## Work instructions
Could you work out how many lines of the material below hold "title"? Only the number is needed.

## Dataset excerpts
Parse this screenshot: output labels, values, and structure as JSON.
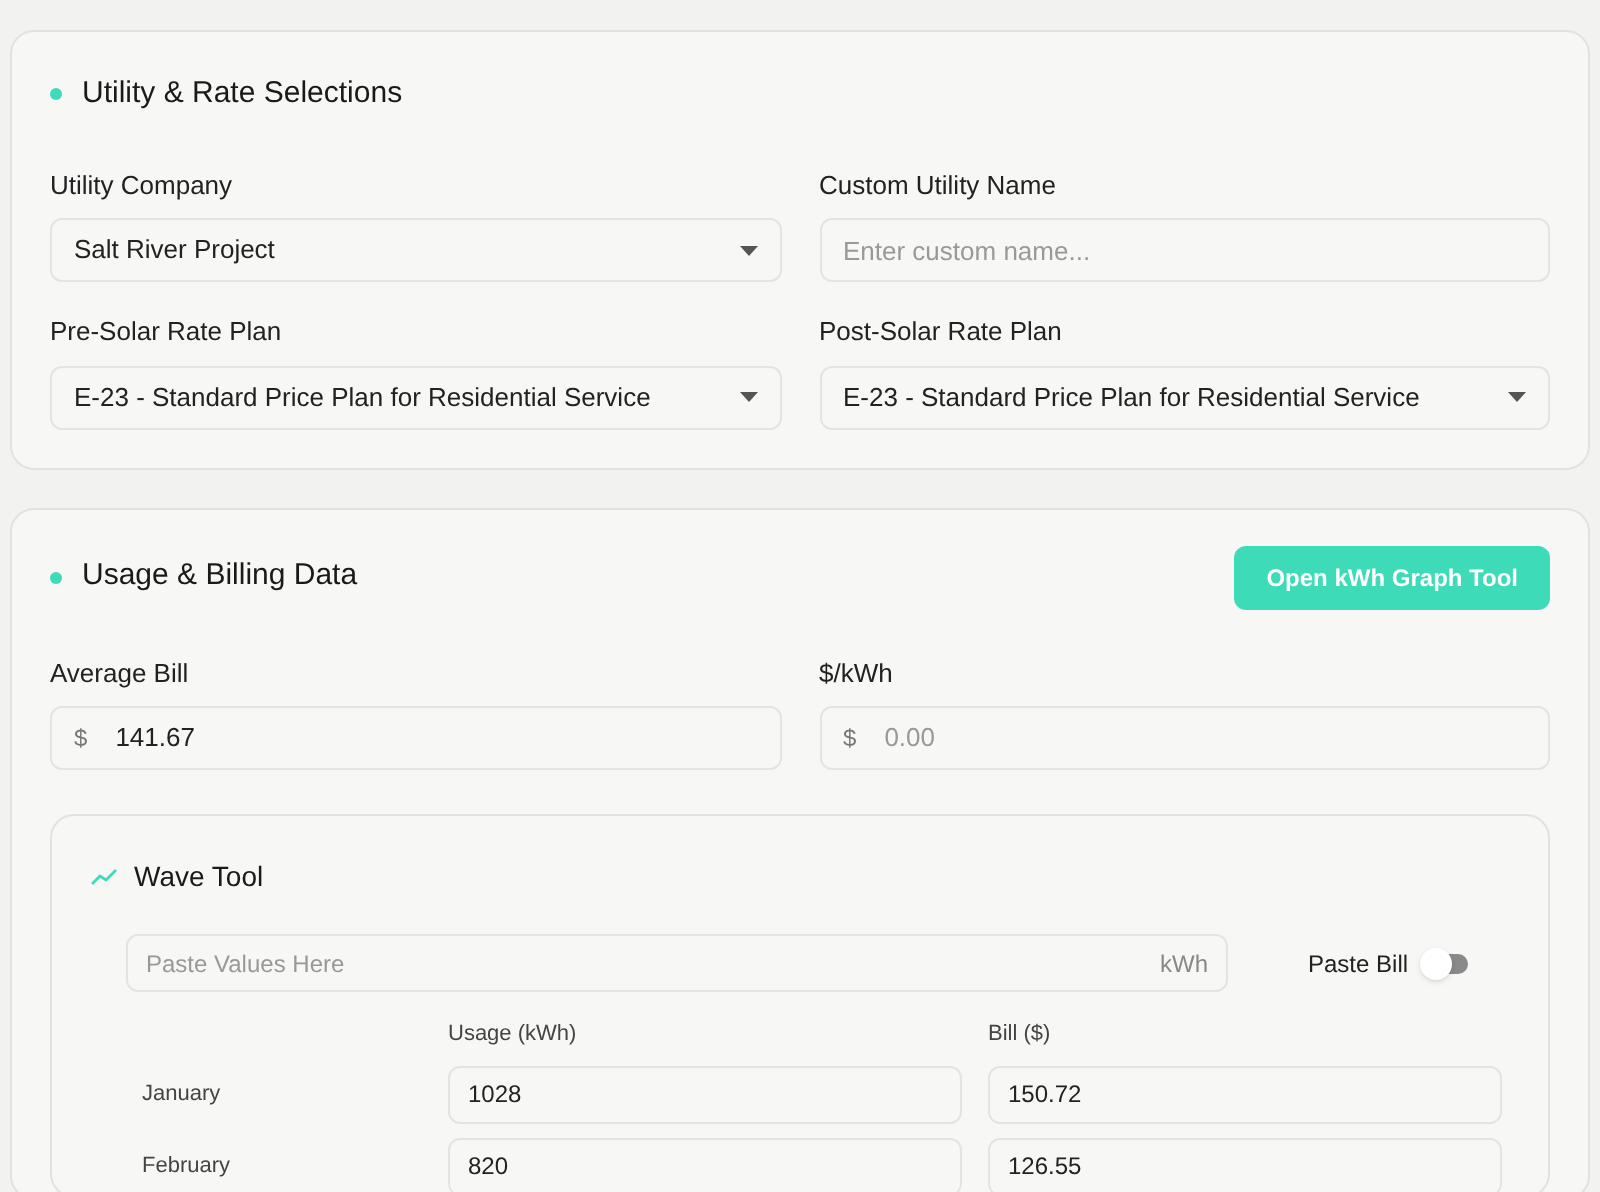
{
  "utility_section": {
    "title": "Utility & Rate Selections",
    "fields": [
      {
        "kind": "select",
        "label": "Utility Company",
        "value": "Salt River Project"
      },
      {
        "kind": "text",
        "label": "Custom Utility Name",
        "placeholder": "Enter custom name..."
      },
      {
        "kind": "select",
        "label": "Pre-Solar Rate Plan",
        "value": "E-23 - Standard Price Plan for Residential Service"
      },
      {
        "kind": "select",
        "label": "Post-Solar Rate Plan",
        "value": "E-23 - Standard Price Plan for Residential Service"
      }
    ]
  },
  "usage_section": {
    "title": "Usage & Billing Data",
    "button": "Open kWh Graph Tool",
    "fields": [
      {
        "label": "Average Bill",
        "prefix": "$",
        "value": "141.67"
      },
      {
        "label": "$/kWh",
        "prefix": "$",
        "placeholder": "0.00"
      }
    ]
  },
  "wave_tool": {
    "title": "Wave Tool",
    "paste_field": {
      "placeholder": "Paste Values Here",
      "suffix": "kWh"
    },
    "toggle": {
      "label": "Paste Bill",
      "on": false
    },
    "columns": [
      "Usage (kWh)",
      "Bill ($)"
    ],
    "rows": [
      {
        "month": "January",
        "usage": "1028",
        "bill": "150.72"
      },
      {
        "month": "February",
        "usage": "820",
        "bill": "126.55"
      }
    ]
  }
}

## Reply
3